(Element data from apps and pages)

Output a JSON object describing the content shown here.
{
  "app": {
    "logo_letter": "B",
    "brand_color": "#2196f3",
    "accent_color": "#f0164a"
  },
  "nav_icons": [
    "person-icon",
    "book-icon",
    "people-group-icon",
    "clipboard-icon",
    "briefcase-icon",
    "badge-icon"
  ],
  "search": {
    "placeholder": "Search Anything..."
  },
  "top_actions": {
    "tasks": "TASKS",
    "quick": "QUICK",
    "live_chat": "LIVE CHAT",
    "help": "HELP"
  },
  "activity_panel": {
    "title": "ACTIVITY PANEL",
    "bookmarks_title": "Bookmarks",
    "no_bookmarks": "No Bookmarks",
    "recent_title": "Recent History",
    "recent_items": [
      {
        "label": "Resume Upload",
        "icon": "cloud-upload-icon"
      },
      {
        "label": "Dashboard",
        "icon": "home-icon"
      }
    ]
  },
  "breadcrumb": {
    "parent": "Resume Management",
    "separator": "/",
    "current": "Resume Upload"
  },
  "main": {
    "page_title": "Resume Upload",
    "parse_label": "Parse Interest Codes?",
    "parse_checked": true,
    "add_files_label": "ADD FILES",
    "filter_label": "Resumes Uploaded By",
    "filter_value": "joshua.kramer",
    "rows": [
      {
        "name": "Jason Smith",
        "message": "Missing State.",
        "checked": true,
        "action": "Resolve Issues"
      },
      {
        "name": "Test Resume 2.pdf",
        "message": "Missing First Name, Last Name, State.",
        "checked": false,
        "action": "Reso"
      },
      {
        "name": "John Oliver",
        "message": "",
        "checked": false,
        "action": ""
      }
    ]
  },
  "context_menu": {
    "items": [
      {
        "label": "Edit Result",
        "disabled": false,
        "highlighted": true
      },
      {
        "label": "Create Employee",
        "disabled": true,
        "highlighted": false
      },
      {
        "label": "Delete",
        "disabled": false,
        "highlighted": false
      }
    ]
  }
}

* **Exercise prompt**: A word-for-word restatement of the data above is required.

* **Exercise answer**:
Output a JSON object describing the content shown here.
{
  "app": {
    "logo_letter": "B",
    "brand_color": "#2196f3",
    "accent_color": "#f0164a"
  },
  "nav_icons": [
    "person-icon",
    "book-icon",
    "people-group-icon",
    "clipboard-icon",
    "briefcase-icon",
    "badge-icon"
  ],
  "search": {
    "placeholder": "Search Anything..."
  },
  "top_actions": {
    "tasks": "TASKS",
    "quick": "QUICK",
    "live_chat": "LIVE CHAT",
    "help": "HELP"
  },
  "activity_panel": {
    "title": "ACTIVITY PANEL",
    "bookmarks_title": "Bookmarks",
    "no_bookmarks": "No Bookmarks",
    "recent_title": "Recent History",
    "recent_items": [
      {
        "label": "Resume Upload",
        "icon": "cloud-upload-icon"
      },
      {
        "label": "Dashboard",
        "icon": "home-icon"
      }
    ]
  },
  "breadcrumb": {
    "parent": "Resume Management",
    "separator": "/",
    "current": "Resume Upload"
  },
  "main": {
    "page_title": "Resume Upload",
    "parse_label": "Parse Interest Codes?",
    "parse_checked": true,
    "add_files_label": "ADD FILES",
    "filter_label": "Resumes Uploaded By",
    "filter_value": "joshua.kramer",
    "rows": [
      {
        "name": "Jason Smith",
        "message": "Missing State.",
        "checked": true,
        "action": "Resolve Issues"
      },
      {
        "name": "Test Resume 2.pdf",
        "message": "Missing First Name, Last Name, State.",
        "checked": false,
        "action": "Reso"
      },
      {
        "name": "John Oliver",
        "message": "",
        "checked": false,
        "action": ""
      }
    ]
  },
  "context_menu": {
    "items": [
      {
        "label": "Edit Result",
        "disabled": false,
        "highlighted": true
      },
      {
        "label": "Create Employee",
        "disabled": true,
        "highlighted": false
      },
      {
        "label": "Delete",
        "disabled": false,
        "highlighted": false
      }
    ]
  }
}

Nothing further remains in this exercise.